__RECORDS SUPPLIED__.

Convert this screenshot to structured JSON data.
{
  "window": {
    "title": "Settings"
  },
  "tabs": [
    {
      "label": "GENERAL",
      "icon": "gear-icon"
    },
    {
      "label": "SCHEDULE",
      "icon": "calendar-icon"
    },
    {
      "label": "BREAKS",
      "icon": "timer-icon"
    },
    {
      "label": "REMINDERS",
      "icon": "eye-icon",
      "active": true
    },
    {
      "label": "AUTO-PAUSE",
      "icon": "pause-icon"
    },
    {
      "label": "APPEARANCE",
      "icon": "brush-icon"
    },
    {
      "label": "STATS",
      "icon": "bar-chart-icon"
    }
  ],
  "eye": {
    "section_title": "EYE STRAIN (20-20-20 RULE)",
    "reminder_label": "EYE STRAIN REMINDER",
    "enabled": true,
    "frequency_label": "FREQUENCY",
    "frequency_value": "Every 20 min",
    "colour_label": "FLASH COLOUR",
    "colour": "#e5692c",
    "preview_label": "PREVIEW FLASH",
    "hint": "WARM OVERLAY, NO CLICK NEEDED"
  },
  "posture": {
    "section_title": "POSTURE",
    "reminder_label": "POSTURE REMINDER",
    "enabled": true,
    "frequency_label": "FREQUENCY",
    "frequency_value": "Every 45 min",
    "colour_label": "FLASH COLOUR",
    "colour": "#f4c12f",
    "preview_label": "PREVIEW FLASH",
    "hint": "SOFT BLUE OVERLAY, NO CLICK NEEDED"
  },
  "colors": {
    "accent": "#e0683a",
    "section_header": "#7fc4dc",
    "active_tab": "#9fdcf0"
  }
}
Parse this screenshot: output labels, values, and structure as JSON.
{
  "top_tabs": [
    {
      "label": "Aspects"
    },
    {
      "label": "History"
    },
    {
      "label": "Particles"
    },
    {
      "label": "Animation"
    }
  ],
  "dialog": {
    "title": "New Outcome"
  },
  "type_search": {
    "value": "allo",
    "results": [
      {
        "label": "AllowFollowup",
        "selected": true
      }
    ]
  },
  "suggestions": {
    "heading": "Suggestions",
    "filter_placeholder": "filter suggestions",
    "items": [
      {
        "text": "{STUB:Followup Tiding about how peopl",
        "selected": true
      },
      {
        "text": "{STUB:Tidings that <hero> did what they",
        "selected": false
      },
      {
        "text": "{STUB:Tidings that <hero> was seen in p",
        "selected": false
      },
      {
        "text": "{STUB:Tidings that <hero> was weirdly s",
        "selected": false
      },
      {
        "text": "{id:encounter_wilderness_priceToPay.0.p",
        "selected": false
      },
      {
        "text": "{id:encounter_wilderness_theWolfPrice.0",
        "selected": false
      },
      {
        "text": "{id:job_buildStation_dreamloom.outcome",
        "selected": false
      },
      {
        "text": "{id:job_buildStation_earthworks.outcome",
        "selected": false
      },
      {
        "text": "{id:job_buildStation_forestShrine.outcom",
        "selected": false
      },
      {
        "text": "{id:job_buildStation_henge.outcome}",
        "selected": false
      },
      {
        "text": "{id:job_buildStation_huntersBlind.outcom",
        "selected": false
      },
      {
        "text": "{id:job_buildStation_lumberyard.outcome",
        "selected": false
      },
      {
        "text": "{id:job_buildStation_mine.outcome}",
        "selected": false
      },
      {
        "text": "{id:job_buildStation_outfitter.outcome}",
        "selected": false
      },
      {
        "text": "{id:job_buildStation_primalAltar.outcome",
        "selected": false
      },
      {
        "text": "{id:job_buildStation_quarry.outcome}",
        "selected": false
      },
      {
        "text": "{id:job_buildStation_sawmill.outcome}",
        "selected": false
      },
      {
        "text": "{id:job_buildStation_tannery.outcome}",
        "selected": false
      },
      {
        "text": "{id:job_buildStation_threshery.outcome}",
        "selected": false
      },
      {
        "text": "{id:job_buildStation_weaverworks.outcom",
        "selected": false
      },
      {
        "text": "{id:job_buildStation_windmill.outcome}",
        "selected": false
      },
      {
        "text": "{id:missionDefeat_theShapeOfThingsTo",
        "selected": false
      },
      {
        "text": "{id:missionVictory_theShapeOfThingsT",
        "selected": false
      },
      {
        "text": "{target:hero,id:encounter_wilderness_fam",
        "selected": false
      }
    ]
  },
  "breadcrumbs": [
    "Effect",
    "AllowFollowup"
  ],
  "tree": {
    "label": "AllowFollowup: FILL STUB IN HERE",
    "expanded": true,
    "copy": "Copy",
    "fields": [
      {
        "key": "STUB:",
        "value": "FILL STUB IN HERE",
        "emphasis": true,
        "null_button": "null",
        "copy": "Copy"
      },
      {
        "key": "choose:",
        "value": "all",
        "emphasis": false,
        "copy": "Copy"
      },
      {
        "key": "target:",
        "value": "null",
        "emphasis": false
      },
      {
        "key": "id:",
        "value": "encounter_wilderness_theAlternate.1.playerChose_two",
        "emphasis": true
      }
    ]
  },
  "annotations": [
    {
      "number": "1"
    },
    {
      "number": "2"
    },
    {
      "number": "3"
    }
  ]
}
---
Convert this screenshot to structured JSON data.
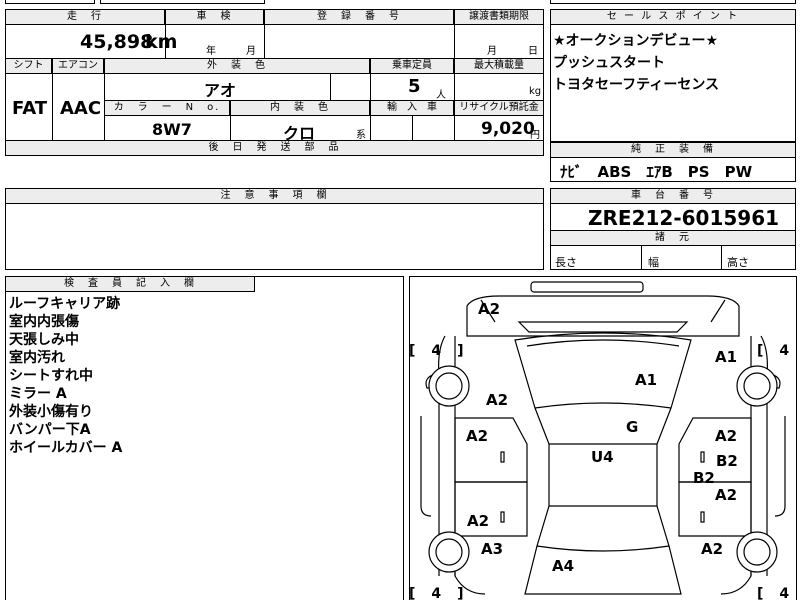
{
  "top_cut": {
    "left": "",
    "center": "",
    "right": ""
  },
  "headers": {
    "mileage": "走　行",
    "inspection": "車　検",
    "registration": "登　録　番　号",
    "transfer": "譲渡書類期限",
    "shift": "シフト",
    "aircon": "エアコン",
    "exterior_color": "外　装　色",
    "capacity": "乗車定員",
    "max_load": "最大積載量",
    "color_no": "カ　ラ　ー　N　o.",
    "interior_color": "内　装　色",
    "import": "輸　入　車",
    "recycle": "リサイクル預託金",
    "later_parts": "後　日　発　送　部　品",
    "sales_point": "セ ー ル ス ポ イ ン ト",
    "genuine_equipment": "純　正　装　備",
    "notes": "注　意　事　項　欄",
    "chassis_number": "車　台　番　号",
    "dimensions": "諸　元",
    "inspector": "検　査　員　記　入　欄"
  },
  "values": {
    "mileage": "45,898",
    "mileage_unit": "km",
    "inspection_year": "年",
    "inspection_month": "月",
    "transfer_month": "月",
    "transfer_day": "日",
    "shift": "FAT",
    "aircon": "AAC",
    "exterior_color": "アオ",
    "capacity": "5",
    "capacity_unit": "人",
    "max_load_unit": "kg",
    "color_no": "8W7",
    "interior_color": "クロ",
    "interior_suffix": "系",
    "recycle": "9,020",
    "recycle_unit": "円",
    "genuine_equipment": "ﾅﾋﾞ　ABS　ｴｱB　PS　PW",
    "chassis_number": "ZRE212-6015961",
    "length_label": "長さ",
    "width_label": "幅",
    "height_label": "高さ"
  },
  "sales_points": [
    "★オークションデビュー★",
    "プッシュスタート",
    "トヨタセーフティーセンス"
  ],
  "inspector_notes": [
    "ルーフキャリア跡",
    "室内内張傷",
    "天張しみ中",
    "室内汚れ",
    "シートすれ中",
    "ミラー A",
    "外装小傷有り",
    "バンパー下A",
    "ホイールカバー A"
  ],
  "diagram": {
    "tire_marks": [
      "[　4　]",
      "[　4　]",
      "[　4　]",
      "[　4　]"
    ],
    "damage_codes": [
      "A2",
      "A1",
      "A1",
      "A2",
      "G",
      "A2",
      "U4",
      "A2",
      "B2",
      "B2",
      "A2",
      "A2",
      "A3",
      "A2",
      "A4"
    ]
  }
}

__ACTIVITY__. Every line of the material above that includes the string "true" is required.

__ANSWER TO THE PROBLEM__.
      "active": true
    "enabled": true,
    "enabled": true,
        "selected": true
        "selected": true
    "expanded": true,
        "emphasis": true,
        "emphasis": true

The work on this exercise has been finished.